Stored items:
▼▼▼

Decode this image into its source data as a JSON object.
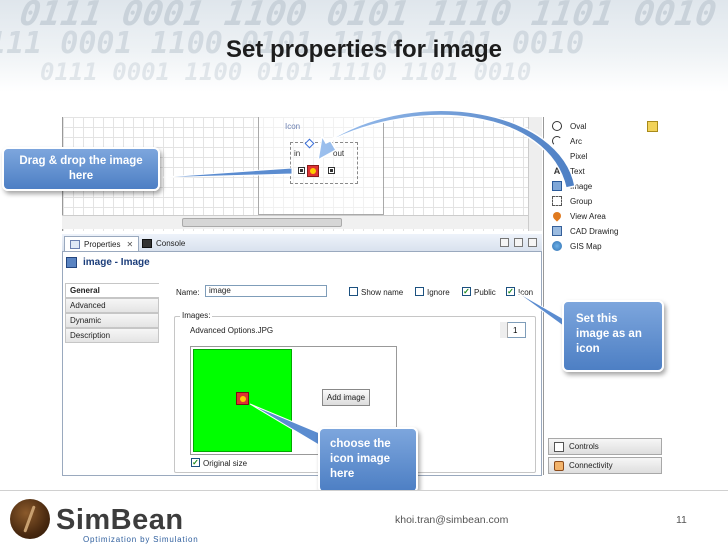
{
  "slide": {
    "title": "Set properties for image",
    "header_pattern": "0111 0001 1100 0101 1110 1101 0010"
  },
  "canvas": {
    "icon_label": "Icon",
    "in_label": "in",
    "out_label": "out"
  },
  "palette": {
    "items": [
      {
        "label": "Oval",
        "icon": "oval-icon"
      },
      {
        "label": "Arc",
        "icon": "arc-icon"
      },
      {
        "label": "Pixel",
        "icon": "pixel-icon"
      },
      {
        "label": "Text",
        "icon": "text-icon"
      },
      {
        "label": "Image",
        "icon": "image-icon"
      },
      {
        "label": "Group",
        "icon": "group-icon"
      },
      {
        "label": "View Area",
        "icon": "view-area-icon"
      },
      {
        "label": "CAD Drawing",
        "icon": "cad-drawing-icon"
      },
      {
        "label": "GIS Map",
        "icon": "gis-map-icon"
      }
    ],
    "sections": [
      {
        "label": "Controls",
        "icon": "controls-icon"
      },
      {
        "label": "Connectivity",
        "icon": "connectivity-icon"
      }
    ]
  },
  "properties": {
    "tab_properties": "Properties",
    "tab_console": "Console",
    "title": "image - Image",
    "side_tabs": [
      "General",
      "Advanced",
      "Dynamic",
      "Description"
    ],
    "name_label": "Name:",
    "name_value": "image",
    "checkboxes": [
      {
        "label": "Show name",
        "checked": false
      },
      {
        "label": "Ignore",
        "checked": false
      },
      {
        "label": "Public",
        "checked": true
      },
      {
        "label": "Icon",
        "checked": true
      }
    ],
    "images_legend": "Images:",
    "image_file": "Advanced Options.JPG",
    "spinner_value": "1",
    "add_image_label": "Add image",
    "original_size_label": "Original size",
    "original_size_checked": true
  },
  "callouts": {
    "drag_drop": "Drag & drop the image here",
    "set_icon": "Set this image as an icon",
    "choose_icon": "choose the icon image here"
  },
  "footer": {
    "brand": "SimBean",
    "tagline": "Optimization by Simulation",
    "email": "khoi.tran@simbean.com",
    "page_number": "11"
  },
  "colors": {
    "callout_blue": "#5b8cd0",
    "brand_blue": "#2f5f9e",
    "green_image": "#00ff00"
  }
}
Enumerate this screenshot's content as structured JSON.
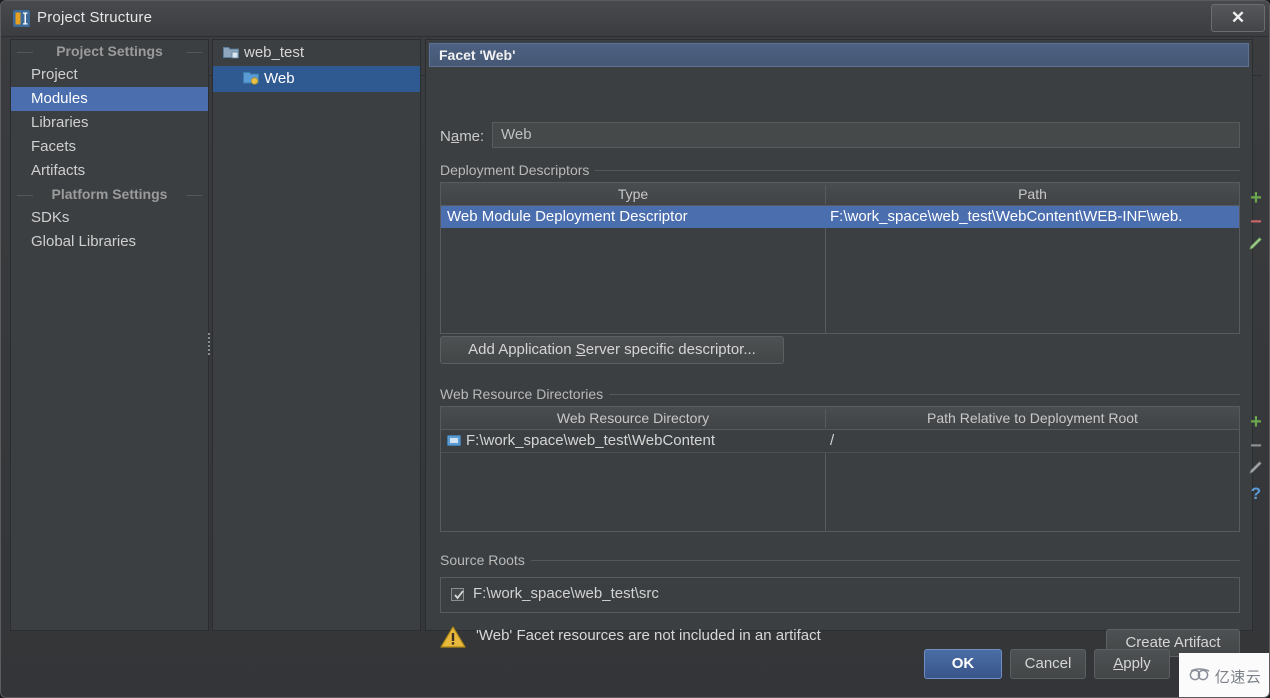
{
  "window": {
    "title": "Project Structure",
    "app_icon": "intellij-icon",
    "close_label": "✕"
  },
  "toolbar": {
    "nav": [
      {
        "name": "back-arrow-icon",
        "glyph": "⬅",
        "enabled": true
      },
      {
        "name": "forward-arrow-icon",
        "glyph": "➡",
        "enabled": false
      }
    ],
    "actions": [
      {
        "name": "add-icon",
        "glyph": "+",
        "color": "#6aa84f"
      },
      {
        "name": "remove-icon",
        "glyph": "−",
        "color": "#cc6666"
      },
      {
        "name": "copy-icon",
        "glyph": "❐",
        "color": "#9a9d9f"
      },
      {
        "name": "search-icon",
        "glyph": "⌕",
        "color": "#8fa8bf"
      },
      {
        "name": "expand-all-icon",
        "glyph": "⤓",
        "color": "#8fa8bf"
      },
      {
        "name": "collapse-all-icon",
        "glyph": "⤒",
        "color": "#8fa8bf"
      }
    ]
  },
  "sidebar": {
    "groups": [
      {
        "header": "Project Settings",
        "items": [
          {
            "label": "Project",
            "selected": false
          },
          {
            "label": "Modules",
            "selected": true
          },
          {
            "label": "Libraries",
            "selected": false
          },
          {
            "label": "Facets",
            "selected": false
          },
          {
            "label": "Artifacts",
            "selected": false
          }
        ]
      },
      {
        "header": "Platform Settings",
        "items": [
          {
            "label": "SDKs",
            "selected": false
          },
          {
            "label": "Global Libraries",
            "selected": false
          }
        ]
      }
    ]
  },
  "tree": {
    "nodes": [
      {
        "label": "web_test",
        "icon": "module-folder-icon",
        "selected": false,
        "child": false
      },
      {
        "label": "Web",
        "icon": "web-facet-icon",
        "selected": true,
        "child": true
      }
    ]
  },
  "main": {
    "facet_header": "Facet 'Web'",
    "name_label_pre": "N",
    "name_label_mnemonic": "a",
    "name_label_post": "me:",
    "name_value": "Web",
    "name_placeholder": "",
    "deployment": {
      "section_title": "Deployment Descriptors",
      "columns": [
        "Type",
        "Path"
      ],
      "rows": [
        {
          "type": "Web Module Deployment Descriptor",
          "path": "F:\\work_space\\web_test\\WebContent\\WEB-INF\\web.",
          "selected": true
        }
      ],
      "actions": [
        {
          "name": "add-descriptor-icon",
          "glyph": "+",
          "color": "#6aa84f"
        },
        {
          "name": "remove-descriptor-icon",
          "glyph": "−",
          "color": "#cc6666"
        },
        {
          "name": "edit-descriptor-icon",
          "glyph": "✎",
          "color": "#9fd18a"
        }
      ],
      "add_button_pre": "Add Application ",
      "add_button_mnemonic": "S",
      "add_button_post": "erver specific descriptor..."
    },
    "web_resources": {
      "section_title": "Web Resource Directories",
      "columns": [
        "Web Resource Directory",
        "Path Relative to Deployment Root"
      ],
      "rows": [
        {
          "directory": "F:\\work_space\\web_test\\WebContent",
          "relative_path": "/",
          "icon": "folder-icon"
        }
      ],
      "actions": [
        {
          "name": "add-resource-icon",
          "glyph": "+",
          "color": "#6aa84f"
        },
        {
          "name": "remove-resource-icon",
          "glyph": "−",
          "color": "#8d9093"
        },
        {
          "name": "edit-resource-icon",
          "glyph": "✎",
          "color": "#9a9d9f"
        },
        {
          "name": "help-icon",
          "glyph": "?",
          "color": "#5b9bd5"
        }
      ]
    },
    "source_roots": {
      "section_title": "Source Roots",
      "items": [
        {
          "label": "F:\\work_space\\web_test\\src",
          "checked": true
        }
      ]
    },
    "warning": {
      "icon": "warning-icon",
      "text": "'Web' Facet resources are not included in an artifact",
      "button_label": "Create Artifact"
    }
  },
  "footer": {
    "buttons": [
      {
        "name": "ok-button",
        "label": "OK",
        "primary": true
      },
      {
        "name": "cancel-button",
        "label": "Cancel",
        "primary": false
      },
      {
        "name": "apply-button",
        "label_pre": "",
        "mnemonic": "A",
        "label_post": "pply",
        "primary": false
      }
    ]
  },
  "watermark": {
    "text": "亿速云",
    "logo": "cloud-logo-icon"
  }
}
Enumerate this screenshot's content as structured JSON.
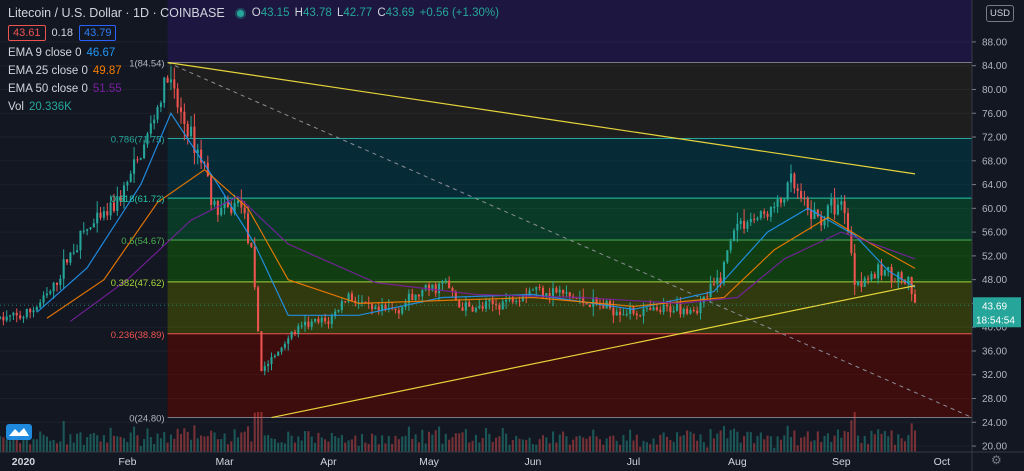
{
  "header": {
    "symbol_title": "Litecoin / U.S. Dollar · 1D · COINBASE",
    "ohlc": [
      {
        "key": "O",
        "value": "43.15"
      },
      {
        "key": "H",
        "value": "43.78"
      },
      {
        "key": "L",
        "value": "42.77"
      },
      {
        "key": "C",
        "value": "43.69"
      },
      {
        "key": "",
        "value": "+0.56 (+1.30%)"
      }
    ],
    "bid": "43.61",
    "spread": "0.18",
    "ask": "43.79"
  },
  "studies": [
    {
      "label": "EMA 9 close 0",
      "value": "46.67",
      "color": "#2196f3"
    },
    {
      "label": "EMA 25 close 0",
      "value": "49.87",
      "color": "#f57c00"
    },
    {
      "label": "EMA 50 close 0",
      "value": "51.55",
      "color": "#7b1fa2"
    },
    {
      "label": "Vol",
      "value": "20.336K",
      "color": "#26a69a"
    }
  ],
  "currency_label": "USD",
  "colors": {
    "background": "#131722",
    "up": "#26a69a",
    "down": "#ef5350",
    "trendline": "#e6d43a",
    "grid_text": "#b2b5be"
  },
  "chart_data": {
    "type": "candlestick",
    "price_axis": {
      "ticks": [
        "88.00",
        "84.00",
        "80.00",
        "76.00",
        "72.00",
        "68.00",
        "64.00",
        "60.00",
        "56.00",
        "52.00",
        "48.00",
        "44.00",
        "40.00",
        "36.00",
        "32.00",
        "28.00",
        "24.00",
        "20.00"
      ],
      "range": [
        19,
        89
      ]
    },
    "time_axis": {
      "labels": [
        {
          "label": "2020",
          "date": "2020-01-01"
        },
        {
          "label": "Feb",
          "date": "2020-02-01"
        },
        {
          "label": "Mar",
          "date": "2020-03-01"
        },
        {
          "label": "Apr",
          "date": "2020-04-01"
        },
        {
          "label": "May",
          "date": "2020-05-01"
        },
        {
          "label": "Jun",
          "date": "2020-06-01"
        },
        {
          "label": "Jul",
          "date": "2020-07-01"
        },
        {
          "label": "Aug",
          "date": "2020-08-01"
        },
        {
          "label": "Sep",
          "date": "2020-09-01"
        },
        {
          "label": "Oct",
          "date": "2020-10-01"
        }
      ],
      "range": [
        "2019-12-25",
        "2020-10-10"
      ]
    },
    "last_price": {
      "value": "43.69",
      "countdown": "18:54:54"
    },
    "fibonacci": {
      "start_date": "2020-02-13",
      "end_date": "2020-10-10",
      "levels": [
        {
          "ratio": "1",
          "price": 84.54,
          "label": "1(84.54)",
          "color": "#787b86",
          "fill": "#1e1e1e"
        },
        {
          "ratio": "0.786",
          "price": 71.75,
          "label": "0.786(71.75)",
          "color": "#26a69a",
          "fill": "#062a36"
        },
        {
          "ratio": "0.618",
          "price": 61.72,
          "label": "0.618(61.72)",
          "color": "#26c6a6",
          "fill": "#093a28"
        },
        {
          "ratio": "0.5",
          "price": 54.67,
          "label": "0.5(54.67)",
          "color": "#4caf50",
          "fill": "#103e12"
        },
        {
          "ratio": "0.382",
          "price": 47.62,
          "label": "0.382(47.62)",
          "color": "#a5d63a",
          "fill": "#303a0e"
        },
        {
          "ratio": "0.236",
          "price": 38.89,
          "label": "0.236(38.89)",
          "color": "#ef5350",
          "fill": "#3d0c0c"
        },
        {
          "ratio": "0",
          "price": 24.8,
          "label": "0(24.80)",
          "color": "#787b86",
          "fill": null
        }
      ],
      "top_band_fill": "#1c1640",
      "diagonal": {
        "from": [
          "2020-02-13",
          84.54
        ],
        "to": [
          "2020-10-10",
          24.8
        ]
      }
    },
    "trendlines": [
      {
        "from": [
          "2020-02-13",
          84.54
        ],
        "to": [
          "2020-09-23",
          65.8
        ]
      },
      {
        "from": [
          "2020-03-15",
          24.8
        ],
        "to": [
          "2020-09-23",
          47.0
        ]
      }
    ],
    "price_path": [
      [
        "2019-12-25",
        41.4
      ],
      [
        "2020-01-01",
        41.8
      ],
      [
        "2020-01-05",
        43.5
      ],
      [
        "2020-01-10",
        46.5
      ],
      [
        "2020-01-14",
        51.5
      ],
      [
        "2020-01-19",
        56.0
      ],
      [
        "2020-01-24",
        58.0
      ],
      [
        "2020-01-30",
        62.0
      ],
      [
        "2020-02-05",
        69.0
      ],
      [
        "2020-02-10",
        77.0
      ],
      [
        "2020-02-13",
        82.0
      ],
      [
        "2020-02-16",
        77.0
      ],
      [
        "2020-02-20",
        72.0
      ],
      [
        "2020-02-24",
        67.5
      ],
      [
        "2020-02-27",
        60.0
      ],
      [
        "2020-03-02",
        59.5
      ],
      [
        "2020-03-06",
        61.5
      ],
      [
        "2020-03-09",
        52.0
      ],
      [
        "2020-03-12",
        33.0
      ],
      [
        "2020-03-16",
        35.0
      ],
      [
        "2020-03-20",
        38.5
      ],
      [
        "2020-03-26",
        40.5
      ],
      [
        "2020-04-01",
        41.0
      ],
      [
        "2020-04-07",
        45.5
      ],
      [
        "2020-04-14",
        42.5
      ],
      [
        "2020-04-21",
        43.0
      ],
      [
        "2020-04-28",
        45.5
      ],
      [
        "2020-05-06",
        47.5
      ],
      [
        "2020-05-10",
        43.5
      ],
      [
        "2020-05-15",
        43.0
      ],
      [
        "2020-05-22",
        44.0
      ],
      [
        "2020-06-01",
        46.5
      ],
      [
        "2020-06-08",
        46.0
      ],
      [
        "2020-06-15",
        44.5
      ],
      [
        "2020-06-22",
        43.5
      ],
      [
        "2020-07-01",
        42.5
      ],
      [
        "2020-07-08",
        42.5
      ],
      [
        "2020-07-14",
        43.5
      ],
      [
        "2020-07-20",
        43.0
      ],
      [
        "2020-07-27",
        48.5
      ],
      [
        "2020-07-31",
        57.0
      ],
      [
        "2020-08-04",
        58.0
      ],
      [
        "2020-08-08",
        58.5
      ],
      [
        "2020-08-14",
        61.0
      ],
      [
        "2020-08-17",
        64.5
      ],
      [
        "2020-08-21",
        60.0
      ],
      [
        "2020-08-26",
        58.0
      ],
      [
        "2020-08-29",
        60.5
      ],
      [
        "2020-09-02",
        60.5
      ],
      [
        "2020-09-05",
        48.0
      ],
      [
        "2020-09-10",
        48.5
      ],
      [
        "2020-09-14",
        49.5
      ],
      [
        "2020-09-18",
        48.5
      ],
      [
        "2020-09-21",
        47.0
      ],
      [
        "2020-09-23",
        43.7
      ]
    ],
    "ema_paths": {
      "ema9": [
        [
          "2020-01-05",
          42.5
        ],
        [
          "2020-01-20",
          50.0
        ],
        [
          "2020-02-05",
          64.0
        ],
        [
          "2020-02-14",
          76.0
        ],
        [
          "2020-02-28",
          64.0
        ],
        [
          "2020-03-10",
          54.0
        ],
        [
          "2020-03-20",
          42.0
        ],
        [
          "2020-04-10",
          42.0
        ],
        [
          "2020-05-05",
          45.0
        ],
        [
          "2020-06-01",
          45.5
        ],
        [
          "2020-07-01",
          43.0
        ],
        [
          "2020-07-25",
          46.0
        ],
        [
          "2020-08-10",
          56.0
        ],
        [
          "2020-08-22",
          60.0
        ],
        [
          "2020-09-05",
          55.5
        ],
        [
          "2020-09-15",
          49.5
        ],
        [
          "2020-09-23",
          46.7
        ]
      ],
      "ema25": [
        [
          "2020-01-08",
          41.5
        ],
        [
          "2020-01-25",
          48.0
        ],
        [
          "2020-02-10",
          61.0
        ],
        [
          "2020-02-24",
          66.5
        ],
        [
          "2020-03-08",
          60.0
        ],
        [
          "2020-03-20",
          48.0
        ],
        [
          "2020-04-10",
          44.0
        ],
        [
          "2020-05-05",
          44.5
        ],
        [
          "2020-06-01",
          45.0
        ],
        [
          "2020-07-01",
          43.5
        ],
        [
          "2020-07-28",
          45.0
        ],
        [
          "2020-08-12",
          53.0
        ],
        [
          "2020-08-28",
          58.5
        ],
        [
          "2020-09-10",
          54.0
        ],
        [
          "2020-09-23",
          49.9
        ]
      ],
      "ema50": [
        [
          "2020-01-15",
          41.0
        ],
        [
          "2020-02-01",
          48.0
        ],
        [
          "2020-02-20",
          58.0
        ],
        [
          "2020-03-05",
          62.0
        ],
        [
          "2020-03-20",
          54.0
        ],
        [
          "2020-04-15",
          47.5
        ],
        [
          "2020-05-15",
          45.5
        ],
        [
          "2020-06-15",
          45.0
        ],
        [
          "2020-07-15",
          44.0
        ],
        [
          "2020-08-01",
          45.0
        ],
        [
          "2020-08-15",
          51.5
        ],
        [
          "2020-09-01",
          56.0
        ],
        [
          "2020-09-23",
          51.5
        ]
      ]
    }
  }
}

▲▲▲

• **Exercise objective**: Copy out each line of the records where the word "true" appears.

• **Written response**:
        "checked": true
        "checked": true
    "original_size_checked": true
        "enabled": true
            "selected": true
        "selected": true,
        "child": true
          "selected": true
          "checked": true
        "primary": true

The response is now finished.